The Age of AI: Accelerate or Brake?

The “evolution of technology” is a phrase that’s been part of our daily vernacular and our debates since we were kids. After all, technology has been evolving constantly, and so has its impact on our lives. However, AI is perhaps the greatest thing since the internet itself, and it has drastically changed how most of us approach life. Personally, there have been times when I’ve asked ChatGPT a question before remembering I could just… Google it (like I’d been doing for a decade or so before this tool arrived, but nevermind).

Arguably, students are the most affected by AI chatbots. Consider this;

Two Years Ago:

You’ve just received an assignment. The topic is a little unfamiliar. You know you’re going to have to research it a little more than usual. It’s doable, but it will take up so much time, and you’ll have to schedule it. The planning, the writing, the editing — all of it is exhausting and you’re procrastinating, or just crawling towards the light at the end of the tunnel, knowing full well that right as you finally feel it, you’ll be thrust into another tunnel immediately afterwards. That’s what being a student is, and you make peace with it, telling yourself it’s practice for the real world. It’ll be fine.

Today:

You get an assignment and don’t even look at the topic. You know it’s not your problem, not really. You forget it until you see the date and remember the deadline is today, and you’re yet to get started. You open ChatGPT, prompt it to give you a draft (at least), modify it and submit it. Or, if you were never much of a writer, submit it without modification. So much easier and convenient, you tell yourself, it’s not like real jobs will require you to do this much manual work. Not like they’re gonna look for authenticity.

Well, all that is probably based on what you’ve heard. Honestly, I get it. It’s a lot harder to find the motivation to work when you know nearly everyone around you is taking the easy way out, and every single day, you see headlines reminding you of how AI is taking over our jobs, so often you may find yourself wondering, what’s the point?

The reality is, contrary to popular discussions and statements, not everything is succumbing to AI. Technology has always been preferred when it speeds up the process, but there is no technology that can mimic or even fully comprehend the human experience. Even when it comes down to something as simple (and tiring) as writing, not everyone has made the switch to AI because they trust themselves to know more, and word it better than a computer can (and rightfully so).

Admittedly, sometimes you’re just too tired to work yourself.

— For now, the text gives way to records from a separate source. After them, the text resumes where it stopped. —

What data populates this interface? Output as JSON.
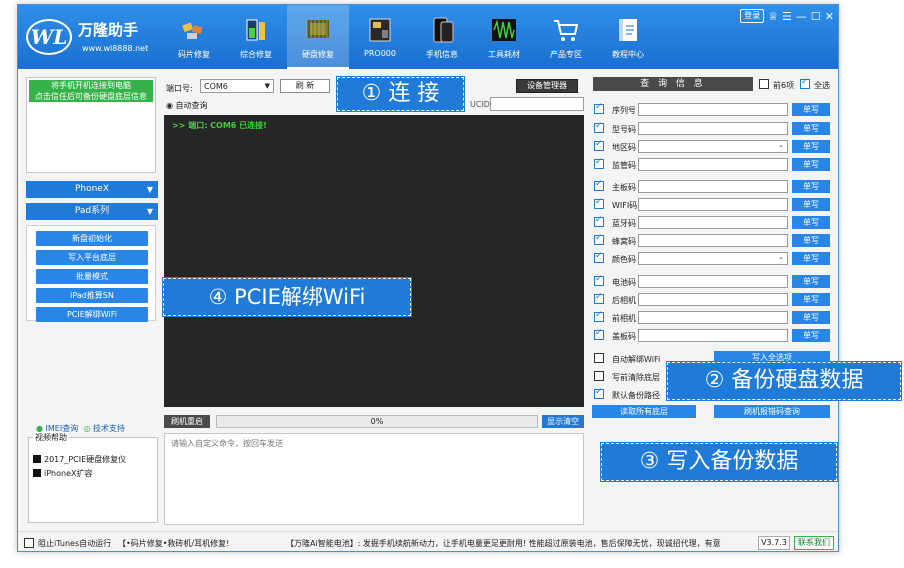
{
  "app": {
    "name": "万隆助手",
    "url": "www.wl8888.net",
    "logo_text": "WL"
  },
  "nav": [
    {
      "label": "码片修复",
      "icon": "chip-icon"
    },
    {
      "label": "综合修复",
      "icon": "battery-icon"
    },
    {
      "label": "硬盘修复",
      "icon": "harddisk-icon"
    },
    {
      "label": "PRO000",
      "icon": "board-icon"
    },
    {
      "label": "手机信息",
      "icon": "phone-icon"
    },
    {
      "label": "工具耗材",
      "icon": "waveform-icon"
    },
    {
      "label": "产品专区",
      "icon": "cart-icon"
    },
    {
      "label": "教程中心",
      "icon": "book-icon"
    }
  ],
  "window_controls": {
    "login": "登录",
    "shirt": "♕",
    "menu": "☰",
    "min": "—",
    "max": "☐",
    "close": "✕"
  },
  "left": {
    "notice": "将手机开机连接到电脑\n点击信任后可备份硬盘底层信息",
    "dropdown1": "PhoneX",
    "dropdown2": "Pad系列",
    "buttons": [
      "新盘初始化",
      "写入平台底层",
      "批量模式",
      "iPad推算SN",
      "PCIE解绑WiFi"
    ],
    "link1": "IMEI查询",
    "link2": "技术支持",
    "video_title": "视频帮助",
    "videos": [
      "2017_PCIE硬盘修复仪",
      "iPhoneX扩容"
    ]
  },
  "center": {
    "port_label": "端口号:",
    "port_value": "COM6",
    "refresh": "刷 新",
    "device_mgr": "设备管理器",
    "auto_query": "自动查询",
    "ucid_label": "UCID",
    "console_line": ">> 端口: COM6 已连接!",
    "flash_reboot": "刷机重启",
    "progress": "0%",
    "progress_fraction": 0,
    "clear_btn": "显示清空",
    "cmd_placeholder": "请输入自定义命令，按回车发送"
  },
  "right": {
    "query": "查 询 信 息",
    "prev": "前6项",
    "all": "全选",
    "fields": [
      {
        "label": "序列号",
        "btn": "单写"
      },
      {
        "label": "型号码",
        "btn": "单写"
      },
      {
        "label": "地区码",
        "btn": "单写"
      },
      {
        "label": "监管码",
        "btn": "单写"
      },
      {
        "label": "主板码",
        "btn": "单写"
      },
      {
        "label": "WIFI码",
        "btn": "单写"
      },
      {
        "label": "蓝牙码",
        "btn": "单写"
      },
      {
        "label": "蜂窝码",
        "btn": "单写"
      },
      {
        "label": "颜色码",
        "btn": "单写"
      },
      {
        "label": "电池码",
        "btn": "单写"
      },
      {
        "label": "后相机",
        "btn": "单写"
      },
      {
        "label": "前相机",
        "btn": "单写"
      },
      {
        "label": "盖板码",
        "btn": "单写"
      }
    ],
    "opt1": "自动解绑WiFi",
    "opt2": "写前清除底层",
    "opt3": "默认备份路径",
    "write_all": "写入全选项",
    "read_all": "读取所有底层",
    "flash_query": "刷机报错码查询"
  },
  "statusbar": {
    "itunes": "阻止iTunes自动运行",
    "slogan1": "【•码片修复•救砖机/耳机修复!",
    "slogan2": "【万隆Ai智能电池】: 发掘手机续航新动力，让手机电量更足更耐用! 性能超过原装电池，售后保障无忧，现诚招代理，有意",
    "version": "V3.7.3",
    "contact": "联系我们"
  },
  "overlays": {
    "connect": "① 连 接",
    "backup": "② 备份硬盘数据",
    "write": "③ 写入备份数据",
    "pcie": "④ PCIE解绑WiFi"
  }
}
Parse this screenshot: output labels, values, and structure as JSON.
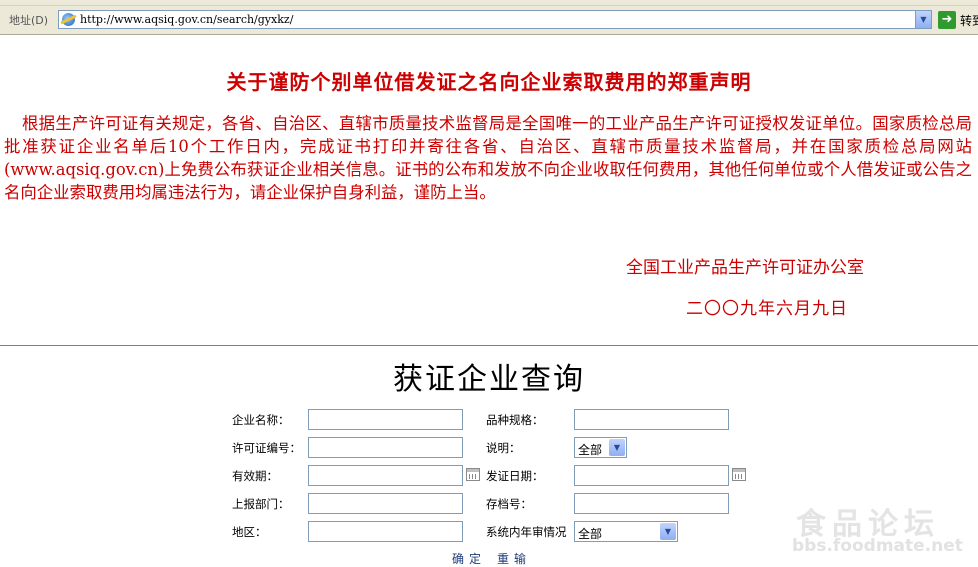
{
  "browser": {
    "address_label": "地址(D)",
    "url": "http://www.aqsiq.gov.cn/search/gyxkz/",
    "go_label": "转到"
  },
  "notice": {
    "title": "关于谨防个别单位借发证之名向企业索取费用的郑重声明",
    "body": "根据生产许可证有关规定，各省、自治区、直辖市质量技术监督局是全国唯一的工业产品生产许可证授权发证单位。国家质检总局批准获证企业名单后10个工作日内，完成证书打印并寄往各省、自治区、直辖市质量技术监督局，并在国家质检总局网站(www.aqsiq.gov.cn)上免费公布获证企业相关信息。证书的公布和发放不向企业收取任何费用，其他任何单位或个人借发证或公告之名向企业索取费用均属违法行为，请企业保护自身利益，谨防上当。",
    "office": "全国工业产品生产许可证办公室",
    "date": "二〇〇九年六月九日"
  },
  "query": {
    "title": "获证企业查询",
    "fields": {
      "company_name": {
        "label": "企业名称：",
        "value": ""
      },
      "product_spec": {
        "label": "品种规格：",
        "value": ""
      },
      "license_no": {
        "label": "许可证编号：",
        "value": ""
      },
      "description": {
        "label": "说明：",
        "value": "全部"
      },
      "validity": {
        "label": "有效期：",
        "value": ""
      },
      "issue_date": {
        "label": "发证日期：",
        "value": ""
      },
      "report_dept": {
        "label": "上报部门：",
        "value": ""
      },
      "archive_no": {
        "label": "存档号：",
        "value": ""
      },
      "region": {
        "label": "地区：",
        "value": ""
      },
      "annual_review": {
        "label": "系统内年审情况",
        "value": "全部"
      }
    },
    "buttons": {
      "confirm": "确定",
      "reset": "重输"
    }
  },
  "watermark": {
    "cn": "食品论坛",
    "en": "bbs.foodmate.net"
  },
  "colors": {
    "notice_red": "#cc0000",
    "link_blue": "#1e3c7a",
    "chrome": "#ece9d8"
  }
}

It’s just easier to let tech do the work for you, I get it. But really, does it still feel like your work? When it’s praised, does it really warm your heart the same way? If critiqued, do you feel like the blame is entirely on you? Honestly, I don’t. I’ve used AI too, and even if submitted by me, there is a distinction that it is still not fully mine — and that feeling of ownership will never return if I let AI do everything on my behalf.

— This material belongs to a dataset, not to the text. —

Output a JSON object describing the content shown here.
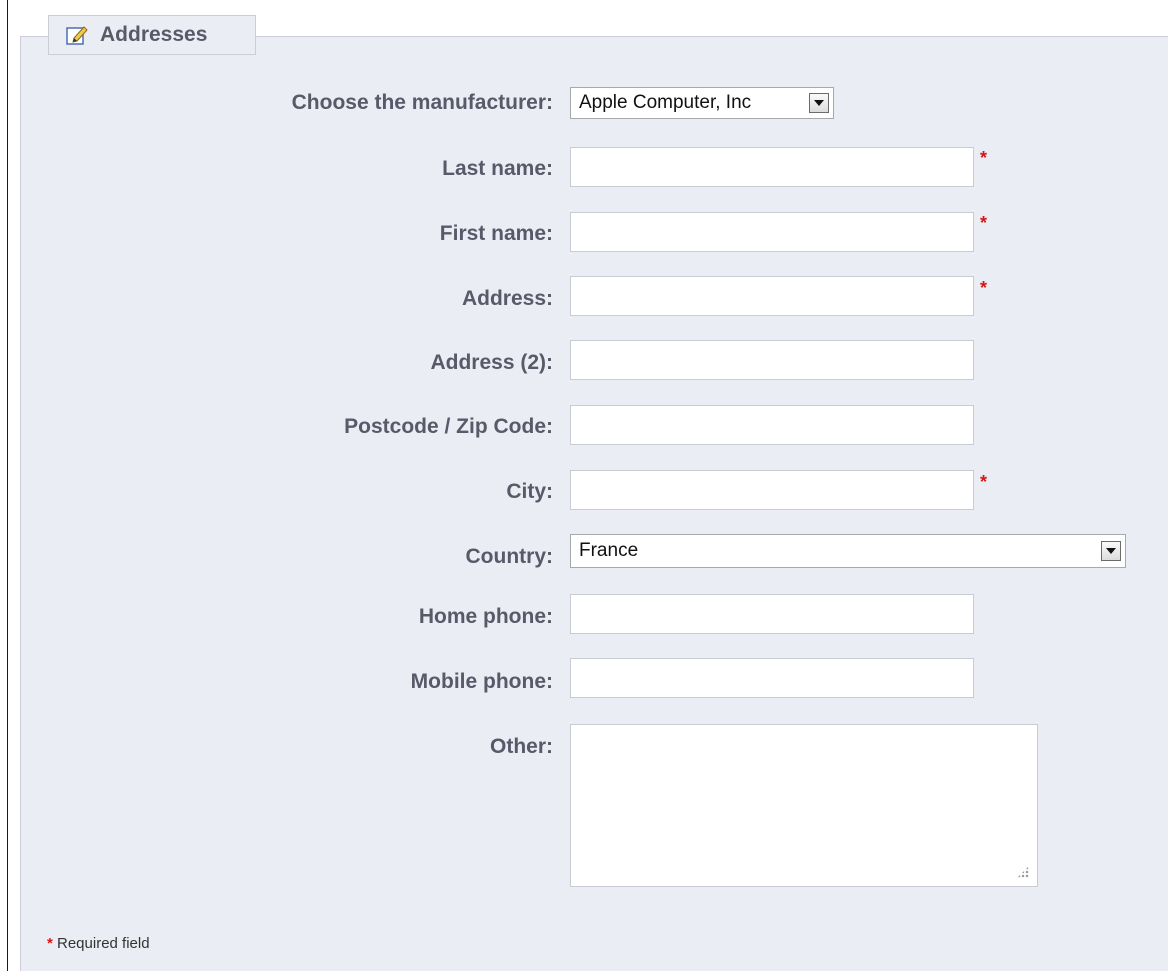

I can not dispute the fact that AI has affected the job market, but it also brings forth new opportunities and businesses. Rather than dreading the possibility of being replaced, we have to learn to view it as a chance to adapt and enhance our skills.

Also, when we look at the history of humans, at the paintings in the caves, the structures that stand to this day, and the hieroglyphics — one thing is evident: it is human nature to create. Depriving ourselves of that to focus more on the meaningless mundane will only serve us for so long, and personally, I’d rather not deal with the consequences. Technology only has the power that we give it (literally and metaphorically), so maybe a step back is something to be considered?

About the Author: With chai and Google Docs as trusted companions, Abrish Nayyar has honed the art of weaving stories, fueled by late-night inspiration and the mundane world. Aspiring to one day be a published author, to her, every article is an inch closer to that goal.